Although the move to New Brunswick had been a very good one for Matt and his family, the allure of returning North again was strong. Hindsight being 20/20, Matt and Jacqueline realized how much they missed their northern lifestyle, their friends, and colleagues they had left behind. They also wanted to give their two daughters the opportunity to experience life in the Arctic. Having lived in Nunavut previously, they were very aware of the challenges and opportunities of working in remote and isolated communities. This time around they would also bring with them some tips and tricks on how to reduce the impact of the increased costs of living in the North, like the extremely high cost of food. So once again, Matt’s journey was taking him to the North, the difference was this time he had the comfort of having his family by his side!
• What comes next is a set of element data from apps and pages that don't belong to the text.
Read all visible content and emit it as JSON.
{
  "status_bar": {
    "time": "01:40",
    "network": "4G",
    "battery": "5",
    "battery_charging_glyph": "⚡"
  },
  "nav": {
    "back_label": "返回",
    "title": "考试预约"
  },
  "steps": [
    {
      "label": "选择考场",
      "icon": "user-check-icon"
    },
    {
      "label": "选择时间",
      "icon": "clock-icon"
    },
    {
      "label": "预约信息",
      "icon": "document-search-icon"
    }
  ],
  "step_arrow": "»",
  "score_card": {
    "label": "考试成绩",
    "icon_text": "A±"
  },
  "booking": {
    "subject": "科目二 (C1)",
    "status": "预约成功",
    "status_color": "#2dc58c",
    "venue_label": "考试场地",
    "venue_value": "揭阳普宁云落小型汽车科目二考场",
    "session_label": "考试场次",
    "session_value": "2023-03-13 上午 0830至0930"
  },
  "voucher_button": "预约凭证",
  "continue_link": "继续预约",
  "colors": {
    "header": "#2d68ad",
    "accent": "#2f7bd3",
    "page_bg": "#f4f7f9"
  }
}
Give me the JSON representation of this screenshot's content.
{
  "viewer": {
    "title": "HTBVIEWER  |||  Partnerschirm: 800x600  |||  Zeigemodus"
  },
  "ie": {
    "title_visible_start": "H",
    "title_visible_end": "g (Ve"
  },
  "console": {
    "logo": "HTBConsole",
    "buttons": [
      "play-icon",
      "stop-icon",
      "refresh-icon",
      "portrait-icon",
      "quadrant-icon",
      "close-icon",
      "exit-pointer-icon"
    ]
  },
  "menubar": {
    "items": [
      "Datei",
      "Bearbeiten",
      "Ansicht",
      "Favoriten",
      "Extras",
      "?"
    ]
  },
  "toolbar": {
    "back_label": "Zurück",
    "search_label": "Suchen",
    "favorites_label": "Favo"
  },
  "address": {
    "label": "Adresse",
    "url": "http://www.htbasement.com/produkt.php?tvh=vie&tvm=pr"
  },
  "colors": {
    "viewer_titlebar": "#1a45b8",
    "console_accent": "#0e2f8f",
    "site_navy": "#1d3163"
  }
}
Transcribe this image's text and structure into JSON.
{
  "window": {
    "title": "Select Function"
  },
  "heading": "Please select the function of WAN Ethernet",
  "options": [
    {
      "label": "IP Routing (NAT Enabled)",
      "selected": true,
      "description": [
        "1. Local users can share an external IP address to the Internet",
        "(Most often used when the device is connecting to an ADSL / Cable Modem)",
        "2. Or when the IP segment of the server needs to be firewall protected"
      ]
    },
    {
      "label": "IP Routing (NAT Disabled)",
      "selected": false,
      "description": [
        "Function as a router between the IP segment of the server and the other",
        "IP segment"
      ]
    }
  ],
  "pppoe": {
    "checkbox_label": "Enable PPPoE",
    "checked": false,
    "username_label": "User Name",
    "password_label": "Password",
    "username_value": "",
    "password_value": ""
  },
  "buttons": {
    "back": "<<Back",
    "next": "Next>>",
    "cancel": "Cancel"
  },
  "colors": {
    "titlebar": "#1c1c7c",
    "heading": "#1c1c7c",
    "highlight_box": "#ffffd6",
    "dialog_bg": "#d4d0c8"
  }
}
Part 2 of this spotlight article will be released in our next newsletter and will discuss Matt and his family’s second go at life in the Arctic, as well as highlight his transition into some fascinating roles that have had some significant impacts on the delivery of healthcare in Nunavut. Make sure to tune in for part 2!